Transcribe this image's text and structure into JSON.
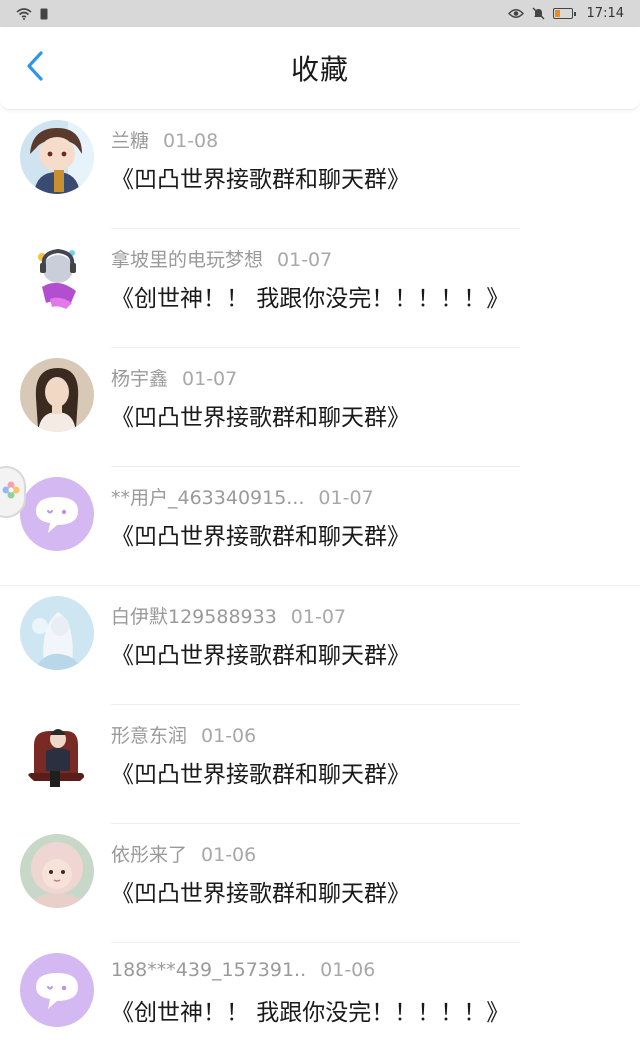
{
  "status_bar": {
    "time": "17:14",
    "icons": [
      "wifi-icon",
      "sim-icon",
      "eye-icon",
      "mute-icon",
      "battery-icon"
    ],
    "battery_color": "#f08a1c"
  },
  "header": {
    "title": "收藏",
    "back_icon": "chevron-left-icon",
    "accent": "#2e96e8"
  },
  "favorites": [
    {
      "name": "兰糖",
      "date": "01-08",
      "message": "《凹凸世界接歌群和聊天群》",
      "avatar": "anime-boy"
    },
    {
      "name": "拿坡里的电玩梦想",
      "date": "01-07",
      "message": "《创世神！！ 我跟你没完！！！！！》",
      "avatar": "anime-girl-headphones"
    },
    {
      "name": "杨宇鑫",
      "date": "01-07",
      "message": "《凹凸世界接歌群和聊天群》",
      "avatar": "photo-woman"
    },
    {
      "name": "**用户_463340915...",
      "date": "01-07",
      "message": "《凹凸世界接歌群和聊天群》",
      "avatar": "default-chat"
    },
    {
      "name": "白伊默129588933",
      "date": "01-07",
      "message": "《凹凸世界接歌群和聊天群》",
      "avatar": "white-hair-figure"
    },
    {
      "name": "形意东润",
      "date": "01-06",
      "message": "《凹凸世界接歌群和聊天群》",
      "avatar": "seated-figure"
    },
    {
      "name": "依彤来了",
      "date": "01-06",
      "message": "《凹凸世界接歌群和聊天群》",
      "avatar": "baby-photo"
    },
    {
      "name": "188***439_157391..",
      "date": "01-06",
      "message": "《创世神！！ 我跟你没完！！！！！》",
      "avatar": "default-chat"
    }
  ]
}
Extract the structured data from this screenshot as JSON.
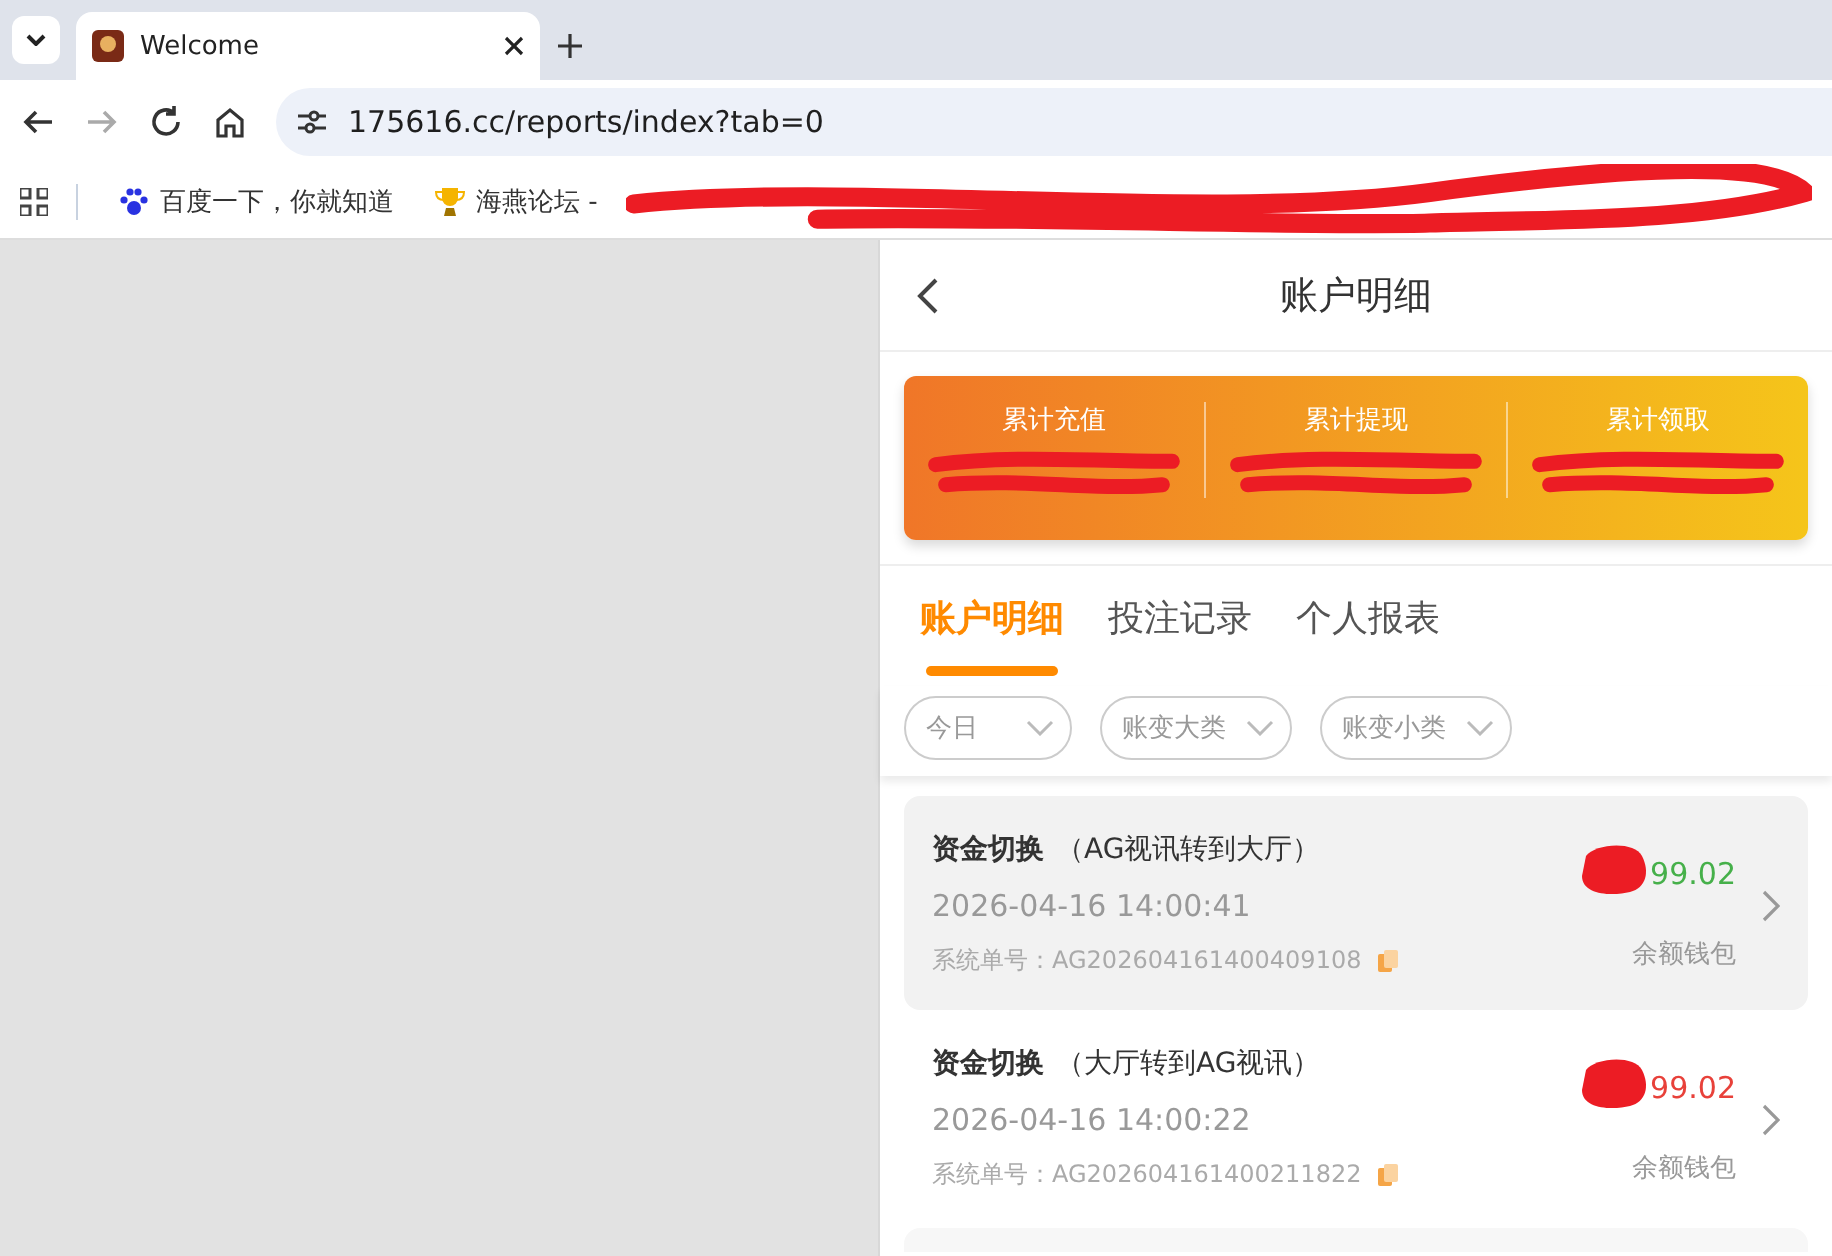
{
  "browser": {
    "tab": {
      "title": "Welcome",
      "selected": true
    },
    "address": "175616.cc/reports/index?tab=0",
    "forward_disabled": true,
    "bookmarks": [
      {
        "label": "百度一下，你就知道",
        "kind": "paw"
      },
      {
        "label": "海燕论坛 -",
        "kind": "trophy"
      },
      {
        "kind": "redacted"
      }
    ]
  },
  "page": {
    "title": "账户明细",
    "summary": [
      {
        "label": "累计充值",
        "redacted": true
      },
      {
        "label": "累计提现",
        "redacted": true
      },
      {
        "label": "累计领取",
        "redacted": true
      }
    ],
    "tabs": [
      {
        "label": "账户明细",
        "selected": true
      },
      {
        "label": "投注记录",
        "selected": false
      },
      {
        "label": "个人报表",
        "selected": false
      }
    ],
    "filters": [
      {
        "label": "今日"
      },
      {
        "label": "账变大类"
      },
      {
        "label": "账变小类"
      }
    ],
    "records": [
      {
        "title": "资金切换",
        "detail": "（AG视讯转到大厅）",
        "time": "2026-04-16 14:00:41",
        "order_label": "系统单号：",
        "order": "AG202604161400409108",
        "amount": "99.02",
        "amount_redacted": true,
        "kind": "credit",
        "wallet": "余额钱包",
        "highlighted": true
      },
      {
        "title": "资金切换",
        "detail": "（大厅转到AG视讯）",
        "time": "2026-04-16 14:00:22",
        "order_label": "系统单号：",
        "order": "AG202604161400211822",
        "amount": "99.02",
        "amount_redacted": true,
        "kind": "debit",
        "wallet": "余额钱包",
        "highlighted": false
      }
    ]
  }
}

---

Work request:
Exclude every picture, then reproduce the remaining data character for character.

Problem solution:
Transcribe this image's text and structure into JSON.
{
  "status_bar": {
    "time": "17:14",
    "icons": [
      "wifi-icon",
      "sim-icon",
      "eye-icon",
      "mute-icon",
      "battery-icon"
    ],
    "battery_color": "#f08a1c"
  },
  "header": {
    "title": "收藏",
    "back_icon": "chevron-left-icon",
    "accent": "#2e96e8"
  },
  "favorites": [
    {
      "name": "兰糖",
      "date": "01-08",
      "message": "《凹凸世界接歌群和聊天群》",
      "avatar": "anime-boy"
    },
    {
      "name": "拿坡里的电玩梦想",
      "date": "01-07",
      "message": "《创世神！！ 我跟你没完！！！！！》",
      "avatar": "anime-girl-headphones"
    },
    {
      "name": "杨宇鑫",
      "date": "01-07",
      "message": "《凹凸世界接歌群和聊天群》",
      "avatar": "photo-woman"
    },
    {
      "name": "**用户_463340915...",
      "date": "01-07",
      "message": "《凹凸世界接歌群和聊天群》",
      "avatar": "default-chat"
    },
    {
      "name": "白伊默129588933",
      "date": "01-07",
      "message": "《凹凸世界接歌群和聊天群》",
      "avatar": "white-hair-figure"
    },
    {
      "name": "形意东润",
      "date": "01-06",
      "message": "《凹凸世界接歌群和聊天群》",
      "avatar": "seated-figure"
    },
    {
      "name": "依彤来了",
      "date": "01-06",
      "message": "《凹凸世界接歌群和聊天群》",
      "avatar": "baby-photo"
    },
    {
      "name": "188***439_157391..",
      "date": "01-06",
      "message": "《创世神！！ 我跟你没完！！！！！》",
      "avatar": "default-chat"
    }
  ]
}
Extract the structured data from this screenshot as JSON.
{
  "browser": {
    "tab": {
      "title": "Welcome",
      "selected": true
    },
    "address": "175616.cc/reports/index?tab=0",
    "forward_disabled": true,
    "bookmarks": [
      {
        "label": "百度一下，你就知道",
        "kind": "paw"
      },
      {
        "label": "海燕论坛 -",
        "kind": "trophy"
      },
      {
        "kind": "redacted"
      }
    ]
  },
  "page": {
    "title": "账户明细",
    "summary": [
      {
        "label": "累计充值",
        "redacted": true
      },
      {
        "label": "累计提现",
        "redacted": true
      },
      {
        "label": "累计领取",
        "redacted": true
      }
    ],
    "tabs": [
      {
        "label": "账户明细",
        "selected": true
      },
      {
        "label": "投注记录",
        "selected": false
      },
      {
        "label": "个人报表",
        "selected": false
      }
    ],
    "filters": [
      {
        "label": "今日"
      },
      {
        "label": "账变大类"
      },
      {
        "label": "账变小类"
      }
    ],
    "records": [
      {
        "title": "资金切换",
        "detail": "（AG视讯转到大厅）",
        "time": "2026-04-16 14:00:41",
        "order_label": "系统单号：",
        "order": "AG202604161400409108",
        "amount": "99.02",
        "amount_redacted": true,
        "kind": "credit",
        "wallet": "余额钱包",
        "highlighted": true
      },
      {
        "title": "资金切换",
        "detail": "（大厅转到AG视讯）",
        "time": "2026-04-16 14:00:22",
        "order_label": "系统单号：",
        "order": "AG202604161400211822",
        "amount": "99.02",
        "amount_redacted": true,
        "kind": "debit",
        "wallet": "余额钱包",
        "highlighted": false
      }
    ]
  }
}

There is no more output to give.